My Sunday hiking ritual and infrequent travel trips that once were a saving grace have long been deleted from accessibility. I mourn them fiercely, with rage and solace of memory. Every day is marked with the incessant flashings of the life I left on pause. I count weeks and years in the widening of my face and belly. My body is so used to this unrelenting trauma that it stopped signaling in bouts of chest tightening anxiety attacks. The absence of experiencing them is just as worrisome as having them angrily bloom.
This is survival. I will get through this. The tethering of familial love has led me right into the role of psychopomp. It is an honor as much as it is an ultimate burden. I know all too well that there is high risk of consequences for the sacrifices I’ve made to provide care for Mom. Everything I’ve already shared with you is a testament to the preliminary consequences already in place. I worry about the potential of additional health problems that this could cause in later years.
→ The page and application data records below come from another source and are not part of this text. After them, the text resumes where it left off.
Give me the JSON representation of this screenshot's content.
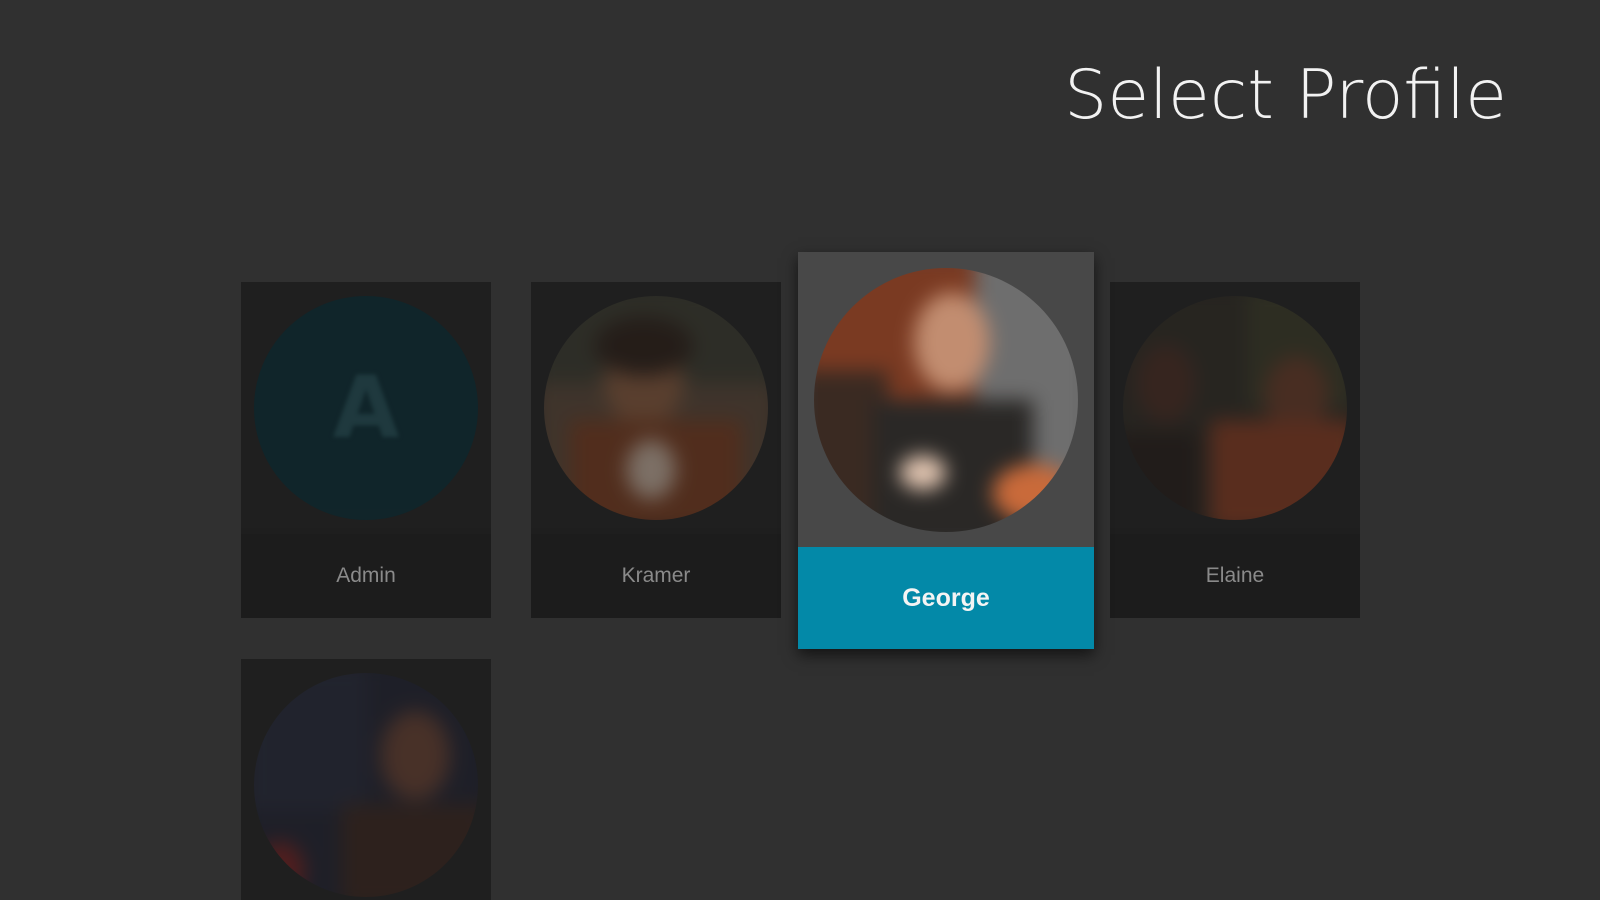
{
  "header": {
    "title": "Select Profile"
  },
  "profiles": [
    {
      "name": "Admin",
      "initial": "A",
      "avatar_type": "initial",
      "avatar_color": "#052a33"
    },
    {
      "name": "Kramer",
      "avatar_type": "photo"
    },
    {
      "name": "George",
      "avatar_type": "photo",
      "selected": true
    },
    {
      "name": "Elaine",
      "avatar_type": "photo"
    },
    {
      "name": "",
      "avatar_type": "photo"
    }
  ],
  "colors": {
    "background": "#303030",
    "card": "#1e1e1e",
    "selected_card": "#484848",
    "selected_label_bg": "#0389a8",
    "title_text": "#f2f2f2"
  }
}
I hope there isn’t damage that can’t be undone.
The real kicker is that I know Mom would abhor this situation, if she could understand it. The old mom never gave up battling my depression in high school, even when everything she tried failed to make a dent and all she could do was hold me. She would do anything for her children. If she were capable of knowing what Alzheimer’s has done to her, done to me, it would destroy her. I think it would destroy most any decent person. That’s the sickening silver lining of dementia. It protects the victim from the absolute truths, like blinders for an animal being led to slaughter. It is a kindness that I both appreciate and despise.
I haven’t yet set up respite care. Or emailed my doctor. Or scheduled therapy sessions. But I’m one step closer. I’m making moves, albeit slowly. It just takes me longer to slog forward these days.